Three others to try: Food books
- The List
- 13 March 2008
How to Cook for Food Allergies
by Lucinda Bruce-Gardyne, Rodale, £16.99
Another local author, Lucinda Bruce-Gardyne is a professional cook with children who suffer from various food allergies including dairy, egg and gluten intolerance. As a way of empowering other sufferers and parents she has put together a hugely practical book rooted in the belief that good, real food can still be enjoyed despite allergies. She offers sound basic cooking skills to give you the confidence to cook from scratch, tips and techniques for adapting established recipes and practical approaches to issues such as eating in restaurants, eating at parties and maintaining a varied, interesting diet despite the restrictions.
Delia’s How to Cheat at Cooking
by Delia Smith, Ebury, £20
When honesty and integrity in food is putting up a commendable resistance in the face of dominating supermarkets, you have to wonder why on earth Delia is making a virtue out of dishonesty and subterfuge.
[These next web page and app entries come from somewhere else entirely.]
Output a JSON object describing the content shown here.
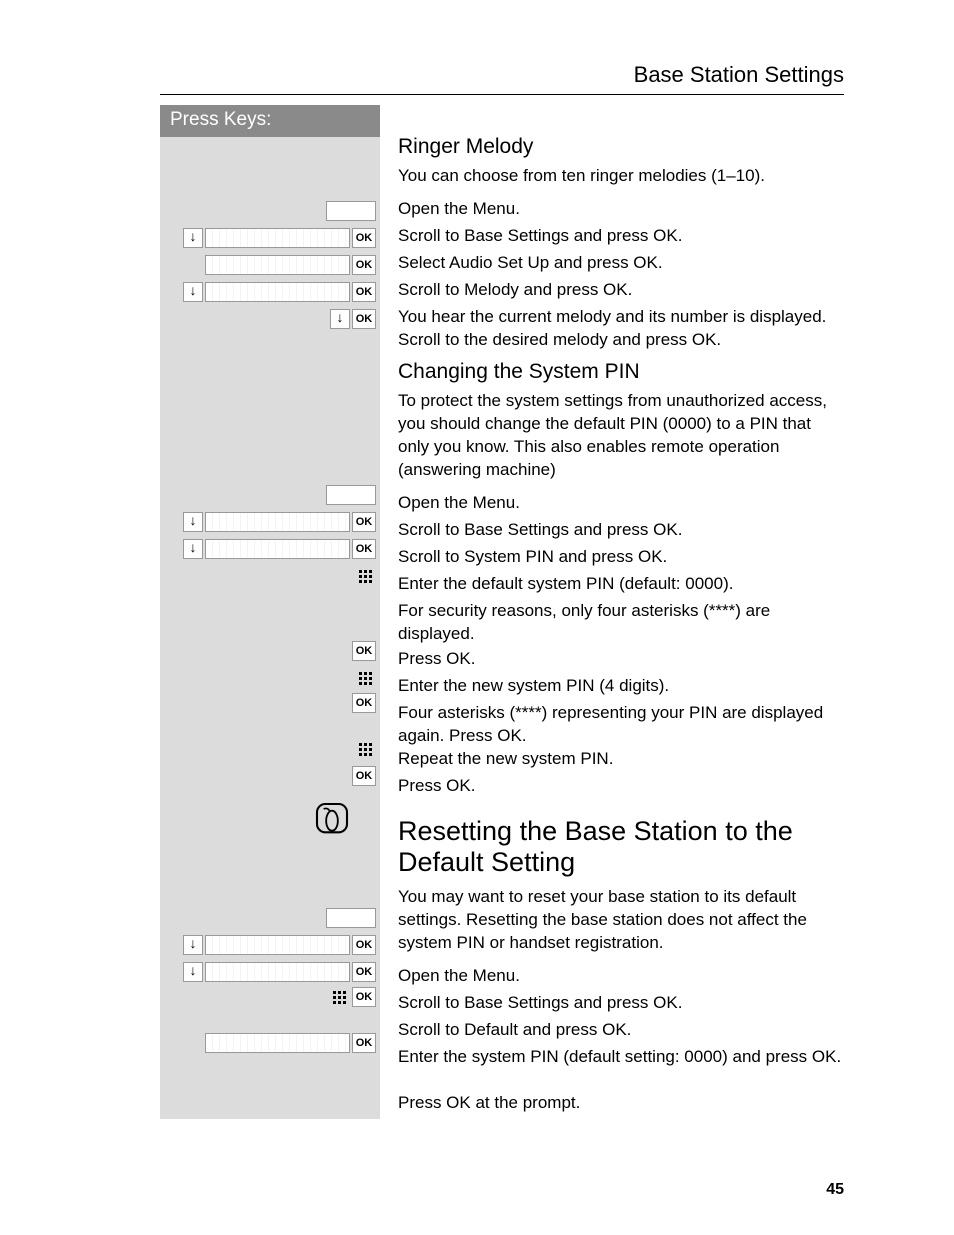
{
  "header": {
    "title": "Base Station Settings"
  },
  "pageNumber": "45",
  "leftHeader": "Press Keys:",
  "ok": "OK",
  "sections": {
    "ringer": {
      "heading": "Ringer Melody",
      "intro": "You can choose from ten ringer melodies (1–10).",
      "steps": [
        "Open the Menu.",
        "Scroll to Base Settings and press OK.",
        "Select Audio Set Up and press OK.",
        "Scroll to Melody and press OK.",
        "You hear the current melody and its number is displayed. Scroll to the desired melody and press OK."
      ]
    },
    "pin": {
      "heading": "Changing the System PIN",
      "intro": "To protect the system settings from unauthorized access, you should change the default PIN (0000) to a PIN that only you know. This also enables remote operation (answering machine)",
      "steps": [
        "Open the Menu.",
        "Scroll to Base Settings and press OK.",
        "Scroll to System PIN and press OK.",
        "Enter the default system PIN (default: 0000).",
        "For security reasons, only four asterisks (****) are displayed.",
        "Press OK.",
        "Enter the new system PIN (4 digits).",
        "Four asterisks (****) representing your PIN are displayed again. Press OK.",
        "Repeat the new system PIN.",
        "Press OK."
      ]
    },
    "reset": {
      "heading": "Resetting the Base Station to the Default Setting",
      "intro": "You may want to reset your base station to its default settings. Resetting the base station does not affect the system PIN or handset registration.",
      "steps": [
        "Open the Menu.",
        "Scroll to Base Settings and press OK.",
        "Scroll to Default and press OK.",
        "Enter the system PIN (default setting: 0000) and press OK.",
        "Press OK at the prompt."
      ]
    }
  }
}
The same Delia who once championed the basics and doing things simply but properly. Is it sheer contrariness that recipe number one lists Aunt Bessie’s Homestyle frozen crispy potatoes and ready-grated Gruyère from Tesco? There are some useful ideas and sensible short-cuts to eating well when time is short, but they sit very uncomfortably alongside frequent endorsements for processed food from name-checked supermarkets and suppliers.
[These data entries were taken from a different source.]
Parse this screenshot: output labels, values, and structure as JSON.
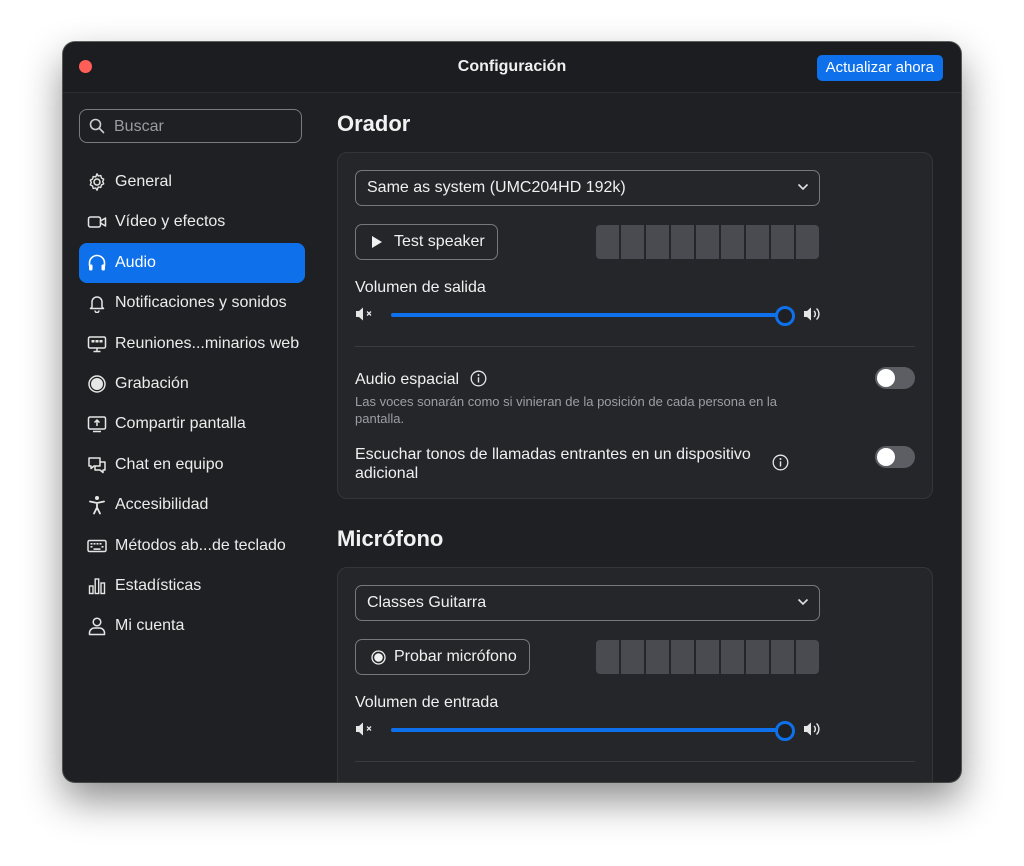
{
  "window": {
    "title": "Configuración",
    "update_button": "Actualizar ahora"
  },
  "search": {
    "placeholder": "Buscar"
  },
  "sidebar": {
    "items": [
      {
        "label": "General",
        "icon": "gear-icon"
      },
      {
        "label": "Vídeo y efectos",
        "icon": "video-icon"
      },
      {
        "label": "Audio",
        "icon": "headphones-icon",
        "active": true
      },
      {
        "label": "Notificaciones y sonidos",
        "icon": "bell-icon"
      },
      {
        "label": "Reuniones...minarios web",
        "icon": "meeting-icon"
      },
      {
        "label": "Grabación",
        "icon": "record-icon"
      },
      {
        "label": "Compartir pantalla",
        "icon": "share-screen-icon"
      },
      {
        "label": "Chat en equipo",
        "icon": "chat-icon"
      },
      {
        "label": "Accesibilidad",
        "icon": "accessibility-icon"
      },
      {
        "label": "Métodos ab...de teclado",
        "icon": "keyboard-icon"
      },
      {
        "label": "Estadísticas",
        "icon": "stats-icon"
      },
      {
        "label": "Mi cuenta",
        "icon": "person-icon"
      }
    ]
  },
  "speaker": {
    "title": "Orador",
    "device": "Same as system (UMC204HD 192k)",
    "test_button": "Test speaker",
    "volume_label": "Volumen de salida",
    "volume_level": 1.0,
    "spatial_label": "Audio espacial",
    "spatial_desc": "Las voces sonarán como si vinieran de la posición de cada persona en la pantalla.",
    "spatial_on": false,
    "ring_label": "Escuchar tonos de llamadas entrantes en un dispositivo adicional",
    "ring_on": false
  },
  "mic": {
    "title": "Micrófono",
    "device": "Classes Guitarra",
    "test_button": "Probar micrófono",
    "volume_label": "Volumen de entrada",
    "volume_level": 1.0
  },
  "colors": {
    "accent": "#0e71eb",
    "background": "#1f2023",
    "card": "#25262a",
    "close": "#ff5f57"
  }
}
In Defense of Food
by Michael Pollan, Allen Lane, £16.99
In the tradition of urbane, liberal, erudite American journalist-researchers (think Bill Bryson, Simon Schama) comes this engaging argument to reclaim our relationship with food from dabbling food scientists, big business, nefarious food marketing and rudderless, sensation-seeking journalism (‘Eat chocolate! Don’t eat chocolate!’). The best bit of the book is the final section where Pollan explains some useful maxims for those of us keen to eat well, among them: avoid food products that make heath claims, do all your eating at a table (no, a desk is not a table), and don’t get your fuel from the same place your car does.